journal contributionposted on 07.12.2012, 00:00 by David Cantillo, Bernhard Gutmann, C. Oliver Kappe

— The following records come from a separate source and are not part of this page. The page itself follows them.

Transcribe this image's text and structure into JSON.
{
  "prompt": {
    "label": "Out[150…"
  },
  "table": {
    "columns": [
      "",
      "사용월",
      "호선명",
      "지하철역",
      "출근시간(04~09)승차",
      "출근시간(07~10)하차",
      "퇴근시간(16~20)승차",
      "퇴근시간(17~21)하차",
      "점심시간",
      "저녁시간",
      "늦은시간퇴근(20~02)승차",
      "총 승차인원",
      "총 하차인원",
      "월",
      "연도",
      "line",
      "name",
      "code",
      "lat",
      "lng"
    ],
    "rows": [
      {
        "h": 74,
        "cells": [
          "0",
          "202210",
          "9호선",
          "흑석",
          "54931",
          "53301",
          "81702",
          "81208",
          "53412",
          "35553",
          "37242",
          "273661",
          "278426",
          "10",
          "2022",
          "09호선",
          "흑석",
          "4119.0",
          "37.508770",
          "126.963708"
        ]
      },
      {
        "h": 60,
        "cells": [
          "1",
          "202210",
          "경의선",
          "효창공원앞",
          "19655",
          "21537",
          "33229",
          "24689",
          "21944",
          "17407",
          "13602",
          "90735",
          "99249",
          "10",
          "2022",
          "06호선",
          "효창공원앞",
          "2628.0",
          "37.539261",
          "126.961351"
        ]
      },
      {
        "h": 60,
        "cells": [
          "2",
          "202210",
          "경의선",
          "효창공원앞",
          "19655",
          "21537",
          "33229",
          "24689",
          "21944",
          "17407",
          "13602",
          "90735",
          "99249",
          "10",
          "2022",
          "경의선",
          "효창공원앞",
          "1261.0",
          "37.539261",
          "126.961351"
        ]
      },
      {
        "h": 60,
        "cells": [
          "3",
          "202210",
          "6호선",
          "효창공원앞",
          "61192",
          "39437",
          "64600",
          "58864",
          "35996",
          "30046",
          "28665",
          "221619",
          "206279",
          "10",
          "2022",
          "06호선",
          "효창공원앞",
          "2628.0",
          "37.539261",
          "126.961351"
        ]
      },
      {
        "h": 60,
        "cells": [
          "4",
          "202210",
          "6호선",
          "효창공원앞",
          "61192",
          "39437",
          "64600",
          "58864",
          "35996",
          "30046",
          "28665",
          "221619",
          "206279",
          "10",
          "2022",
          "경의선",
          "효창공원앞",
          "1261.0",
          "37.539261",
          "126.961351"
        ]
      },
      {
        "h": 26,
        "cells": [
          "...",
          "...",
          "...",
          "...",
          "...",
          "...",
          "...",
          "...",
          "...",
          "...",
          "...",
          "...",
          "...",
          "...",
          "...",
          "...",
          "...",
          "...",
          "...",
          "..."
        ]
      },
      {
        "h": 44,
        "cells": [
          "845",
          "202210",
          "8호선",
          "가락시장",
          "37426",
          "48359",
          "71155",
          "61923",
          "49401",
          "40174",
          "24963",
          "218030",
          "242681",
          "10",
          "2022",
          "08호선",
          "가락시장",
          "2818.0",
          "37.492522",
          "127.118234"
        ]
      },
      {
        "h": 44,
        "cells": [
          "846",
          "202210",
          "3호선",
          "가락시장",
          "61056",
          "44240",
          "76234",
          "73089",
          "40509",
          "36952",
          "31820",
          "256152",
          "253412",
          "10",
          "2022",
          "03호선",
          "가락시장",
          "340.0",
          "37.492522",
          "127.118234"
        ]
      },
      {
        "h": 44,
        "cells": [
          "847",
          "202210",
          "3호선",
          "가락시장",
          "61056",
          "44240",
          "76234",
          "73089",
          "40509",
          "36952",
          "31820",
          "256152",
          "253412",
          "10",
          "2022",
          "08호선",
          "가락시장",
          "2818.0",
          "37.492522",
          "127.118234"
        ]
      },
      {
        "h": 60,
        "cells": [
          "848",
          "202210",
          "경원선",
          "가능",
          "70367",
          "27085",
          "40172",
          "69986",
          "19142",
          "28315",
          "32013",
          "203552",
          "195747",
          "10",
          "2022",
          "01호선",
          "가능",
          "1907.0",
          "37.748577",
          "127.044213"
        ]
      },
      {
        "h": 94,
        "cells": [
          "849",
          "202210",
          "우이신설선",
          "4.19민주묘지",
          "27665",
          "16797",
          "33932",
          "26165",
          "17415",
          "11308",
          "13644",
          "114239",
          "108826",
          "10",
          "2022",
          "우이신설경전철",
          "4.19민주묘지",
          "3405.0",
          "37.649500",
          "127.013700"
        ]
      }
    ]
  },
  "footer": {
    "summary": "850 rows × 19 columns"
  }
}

The mechanism of the azide–nitrile cycloaddition mediated by different Brønsted and Lewis acids has been addressed through DFT calculations. In all cases activation of the nitrile substrate by the Brønsted or Lewis acid catalyst was found to be responsible for the rate enhancement. According to DFT calculations the cycloaddition proceeds in a stepwise fashion involving the initial formation of an open-chain imidoyl azide intermediate. Kinetic experiments performed using N-methyl-2-pyrrolidone as solvent and sodium azide as azide source demonstrate that all evaluated Brønsted acids have the same efficiency toward cycloaddition with benzonitrile, suggesting that hydrazoic acid is the actual dominant catalytic species in these tetrazole syntheses. Lewis acids such as Zn or Al salts perform in a similar manner, activating the nitrile moiety and leading to an open-chain intermediate that subsequently cyclizes to produce the tetrazole nucleus. The most efficient catalyst evaluated was 5-azido-1-methyl-3,4-dihydro-2H-pyrrolium azide, which can readily be generated in situ from aluminum chloride, sodium azide in N-methyl-2-pyrrolidone. The efficiency of this catalyst has been examined by preparation of a series of 5-substituted-1H-tetrazoles. The desired tetrazole structures were obtained in high yields within 3–10 min employing controlled microwave heating.